Viewpoint: Boston voters support working-class jobs on Boston Harbor – Boston Business Journal

By Kelly Strong – Boston Shipping Association Inc. Oct 27, 2021, 12:36pm EDT The Port of Boston has a long and well-known history of supporting the New England economy through its working waterfront and a reputation as a home to well-paid marine industrial jobs. The modern working port of Boston remains vibrant as growth in containerized cargo volumes, seafood-processing production, cruise ship passenger visits and other maritime-related businesses has been trending upward over the past decade. These maritime industries are well-positioned for continued growth and significant expansion when given the chance. In 2018, a Massport study found that 66,091 jobs and $8.2 billion of economic value was derived from the Port of Boston. Given that Boston’s working port is an economic engine, the question for our next mayor and future city leaders is how will they make certain that the needs and opportunities of the working waterfront will be a priority?  The Coalition for a Resilient and Inclusive Waterfront — of which my organization is a member — is an alliance of diverse nonprofit organizations focused on bringing the pressing issues facing Boston’s harbor and rivers to the forefront of the public conversation during this year’s city elections. In July, the coalition sponsored a poll that gauged the opinion of 635 likely Boston voters.
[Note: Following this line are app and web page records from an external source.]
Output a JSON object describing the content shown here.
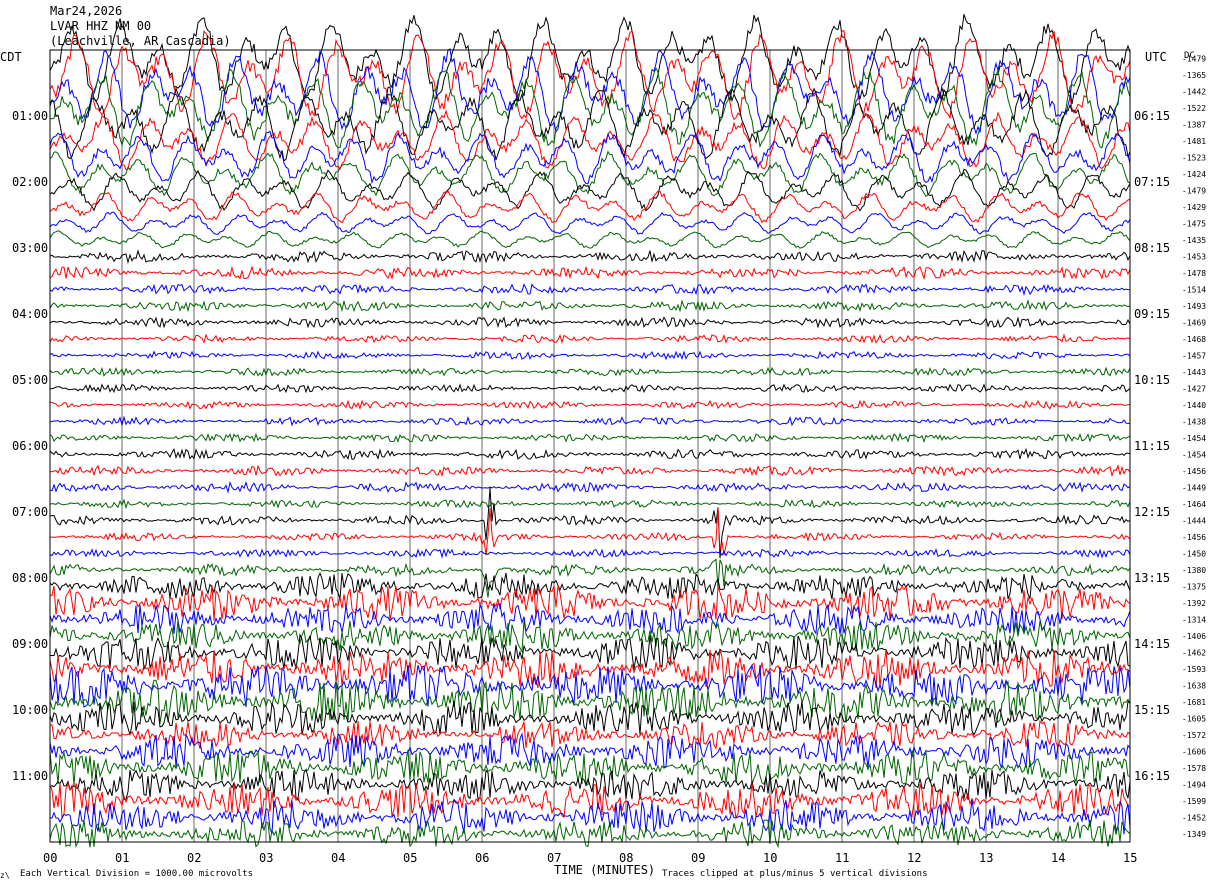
{
  "header": {
    "date": "Mar24,2026",
    "station": "LVAR HHZ NM 00",
    "location": "(Leachville, AR Cascadia)"
  },
  "axes": {
    "left_timezone": "CDT",
    "right_timezone": "UTC",
    "dc_label": "DC",
    "x_title": "TIME (MINUTES)",
    "footer_left": "Each Vertical Division = 1000.00 microvolts",
    "footer_right": "Traces clipped at plus/minus 5 vertical divisions",
    "corner_mark": "z\\"
  },
  "chart_data": {
    "type": "line",
    "title": "",
    "xlabel": "TIME (MINUTES)",
    "ylabel": "",
    "xlim": [
      0,
      15
    ],
    "x_ticks": [
      "00",
      "01",
      "02",
      "03",
      "04",
      "05",
      "06",
      "07",
      "08",
      "09",
      "10",
      "11",
      "12",
      "13",
      "14",
      "15"
    ],
    "grid": "vertical lines every minute",
    "row_count": 48,
    "trace_colors": [
      "#000000",
      "#ff0000",
      "#0000ff",
      "#006400"
    ],
    "left_time_labels": [
      "01:00",
      "02:00",
      "03:00",
      "04:00",
      "05:00",
      "06:00",
      "07:00",
      "08:00",
      "09:00",
      "10:00",
      "11:00"
    ],
    "right_time_labels": [
      "06:15",
      "07:15",
      "08:15",
      "09:15",
      "10:15",
      "11:15",
      "12:15",
      "13:15",
      "14:15",
      "15:15",
      "16:15"
    ],
    "dc_offsets": [
      -1479,
      -1365,
      -1442,
      -1522,
      -1387,
      -1481,
      -1523,
      -1424,
      -1479,
      -1429,
      -1475,
      -1435,
      -1453,
      -1478,
      -1514,
      -1493,
      -1469,
      -1468,
      -1457,
      -1443,
      -1427,
      -1440,
      -1438,
      -1454,
      -1454,
      -1456,
      -1449,
      -1464,
      -1444,
      -1456,
      -1450,
      -1380,
      -1375,
      -1392,
      -1314,
      -1406,
      -1462,
      -1593,
      -1638,
      -1681,
      -1605,
      -1572,
      -1606,
      -1578,
      -1494,
      -1599,
      -1452,
      -1349
    ],
    "amplitude_profile": [
      40,
      40,
      38,
      36,
      32,
      26,
      24,
      20,
      18,
      14,
      10,
      8,
      6,
      6,
      5,
      5,
      5,
      4,
      4,
      4,
      4,
      4,
      4,
      4,
      5,
      5,
      5,
      4,
      5,
      4,
      4,
      6,
      14,
      18,
      16,
      16,
      18,
      20,
      22,
      22,
      18,
      14,
      18,
      18,
      16,
      18,
      18,
      14
    ],
    "events": [
      {
        "minute": 6.1,
        "label": "spike near 07:15 row"
      },
      {
        "minute": 9.3,
        "label": "spike near 07:15 row"
      }
    ],
    "clipping": "plus/minus 5 vertical divisions",
    "vertical_division": "1000.00 microvolts"
  }
}
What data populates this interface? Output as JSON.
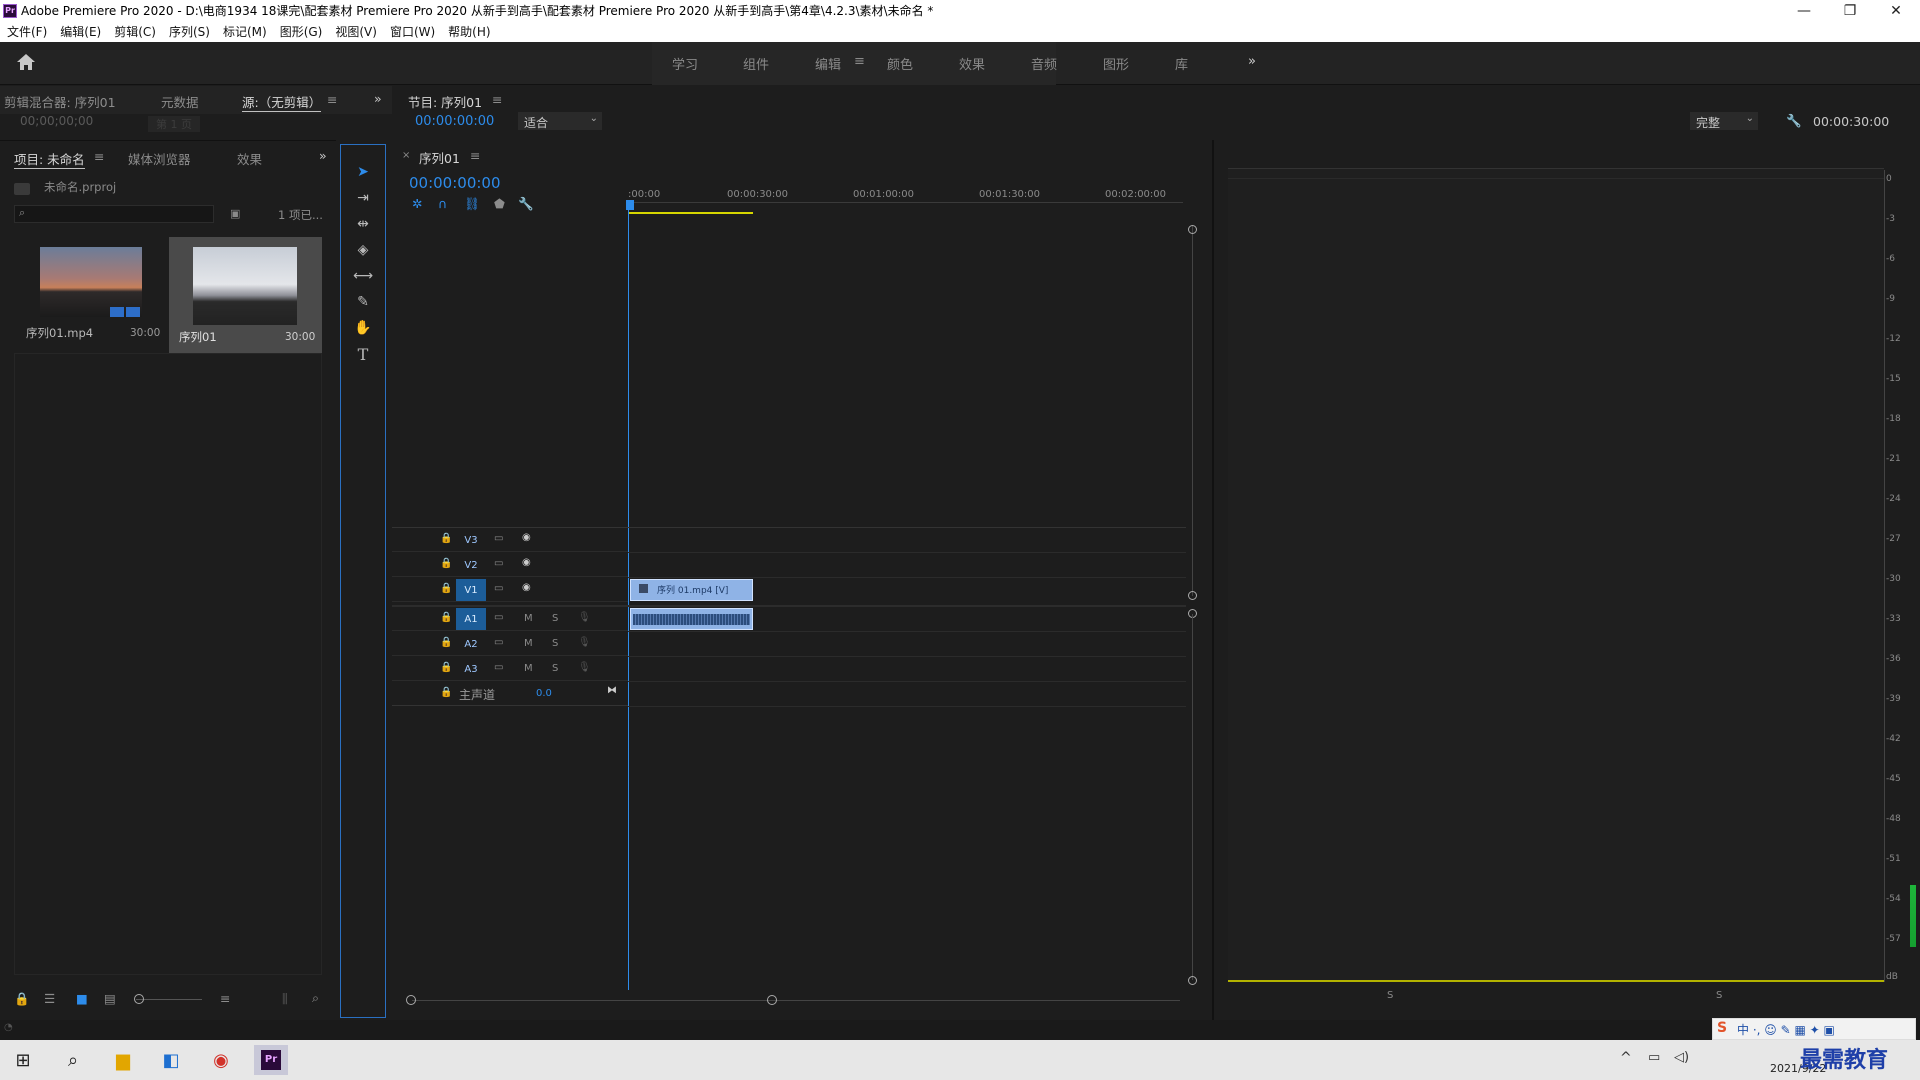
{
  "title_bar": {
    "app_badge": "Pr",
    "title": "Adobe Premiere Pro 2020 - D:\\电商1934 18课完\\配套素材 Premiere Pro 2020 从新手到高手\\配套素材 Premiere Pro 2020 从新手到高手\\第4章\\4.2.3\\素材\\未命名 *",
    "minimize": "—",
    "restore": "❐",
    "close": "✕"
  },
  "menu": [
    "文件(F)",
    "编辑(E)",
    "剪辑(C)",
    "序列(S)",
    "标记(M)",
    "图形(G)",
    "视图(V)",
    "窗口(W)",
    "帮助(H)"
  ],
  "workspaces": {
    "items": [
      "学习",
      "组件",
      "编辑",
      "颜色",
      "效果",
      "音频",
      "图形",
      "库"
    ],
    "active": "编辑",
    "more": "»"
  },
  "source_panel": {
    "tabs": [
      "剪辑混合器: 序列01",
      "元数据",
      "源:（无剪辑）"
    ],
    "timecode": "00;00;00;00",
    "page": "第 1 页",
    "more": "»"
  },
  "program_panel": {
    "tab": "节目: 序列01",
    "timecode": "00:00:00:00",
    "fit": "适合",
    "quality": "完整",
    "duration": "00:00:30:00"
  },
  "project_panel": {
    "tabs": [
      "项目: 未命名",
      "媒体浏览器",
      "效果"
    ],
    "file": "未命名.prproj",
    "search_placeholder": "",
    "items_count": "1 项已...",
    "items": [
      {
        "name": "序列01.mp4",
        "duration": "30:00"
      },
      {
        "name": "序列01",
        "duration": "30:00"
      }
    ]
  },
  "timeline": {
    "tab": "序列01",
    "timecode": "00:00:00:00",
    "ruler": [
      ":00:00",
      "00:00:30:00",
      "00:01:00:00",
      "00:01:30:00",
      "00:02:00:00"
    ],
    "tracks": [
      {
        "label": "V3",
        "type": "video"
      },
      {
        "label": "V2",
        "type": "video"
      },
      {
        "label": "V1",
        "type": "video"
      },
      {
        "label": "A1",
        "type": "audio",
        "m": "M",
        "s": "S"
      },
      {
        "label": "A2",
        "type": "audio",
        "m": "M",
        "s": "S"
      },
      {
        "label": "A3",
        "type": "audio",
        "m": "M",
        "s": "S"
      }
    ],
    "master": {
      "label": "主声道",
      "value": "0.0"
    },
    "clip_video": "序列 01.mp4 [V]"
  },
  "audio_meter": {
    "scale": [
      "0",
      "-3",
      "-6",
      "-9",
      "-12",
      "-15",
      "-18",
      "-21",
      "-24",
      "-27",
      "-30",
      "-33",
      "-36",
      "-39",
      "-42",
      "-45",
      "-48",
      "-51",
      "-54",
      "-57",
      "dB"
    ],
    "solo_left": "S",
    "solo_right": "S"
  },
  "taskbar": {
    "date": "2021/9/22",
    "watermark": "最需教育"
  },
  "colors": {
    "accent_blue": "#2d8ceb",
    "track_on": "#1c5d99",
    "clip": "#8fb3e6",
    "playhead": "#2d8ceb",
    "work_area": "#d6d600"
  }
}
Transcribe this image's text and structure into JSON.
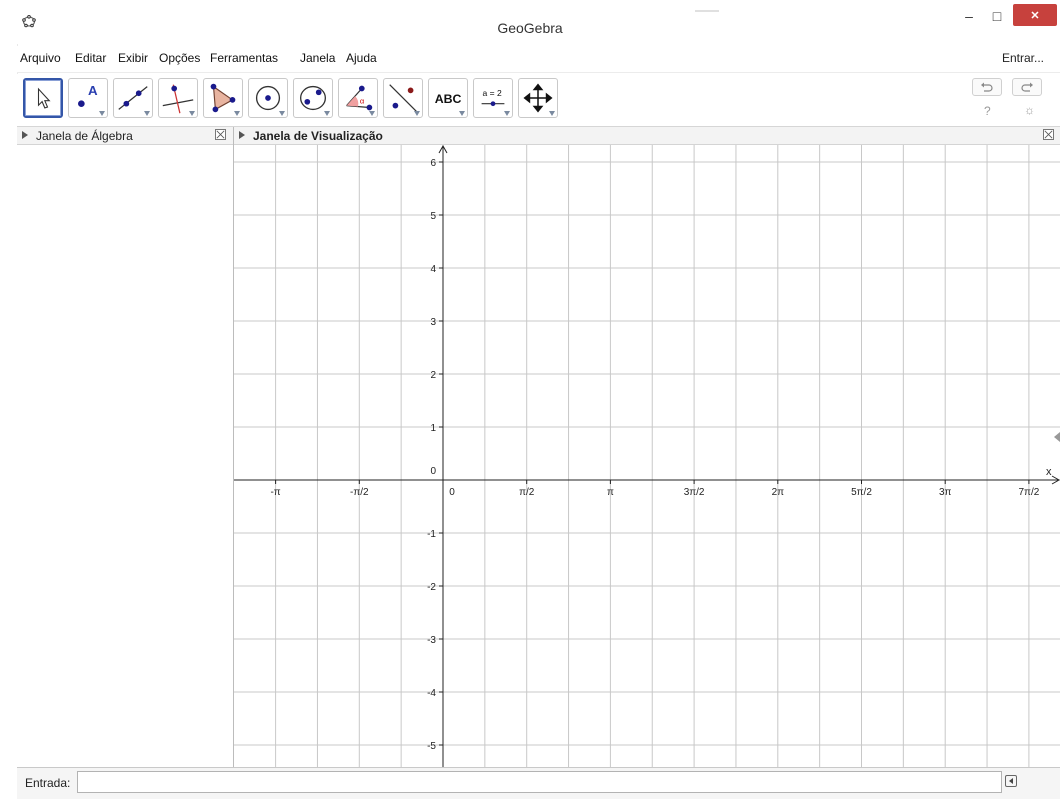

That poll found especially strong support from voters for more investment in job creation on the waterfront for local residents. Black, Latinx and Asian American and Pacific Island (AAPI) voters who participated in the poll especially listed this as a significant priority for them.  The next mayor should recognize these findings and see the clamoring for more well-paying working-class jobs in Boston. Bostonians are feeling the crunch on their wallets more than ever as the cost-of-living soars to levels not seen in years. Now is the time to invest in and protect jobs that can sustain families, especially for those who choose a trade or blue-collar line of work.  Maintain water-dependent space Past support by federal, state and local governments for Boston’s maritime industry has resulted in a revitalized Port of Boston. The challenge the working port now faces is sustaining this support during a time when there is an increase in non-water dependent businesses advocating for the removal of the limited number of designated port area (DPA) protections. DPA designations were specifically put in place to foster maritime-related economic growth. Now more than ever, the working port and the thousands of good-paying blue-collar jobs there need support from federal, state and local officials to sustain what they have. Keeping the designated port areas in Charlestown, East Boston and South Boston in place is an especially important priority given that non-water-dependent development projects are consistently creeping into areas traditionally used by maritime businesses that require waterfront access. There has been extensive public and private investment throughout the port to modernize and sustain the maritime industry and the jobs it has created. The next mayor of Boston should advocate for the working port and strongly encourage state and federal partners to continue to recognize and build on the support they have consistently provided. 

Viewpoint: Boston voters support working-class jobs on Boston Harbor – Boston Business Journal

Leave a Reply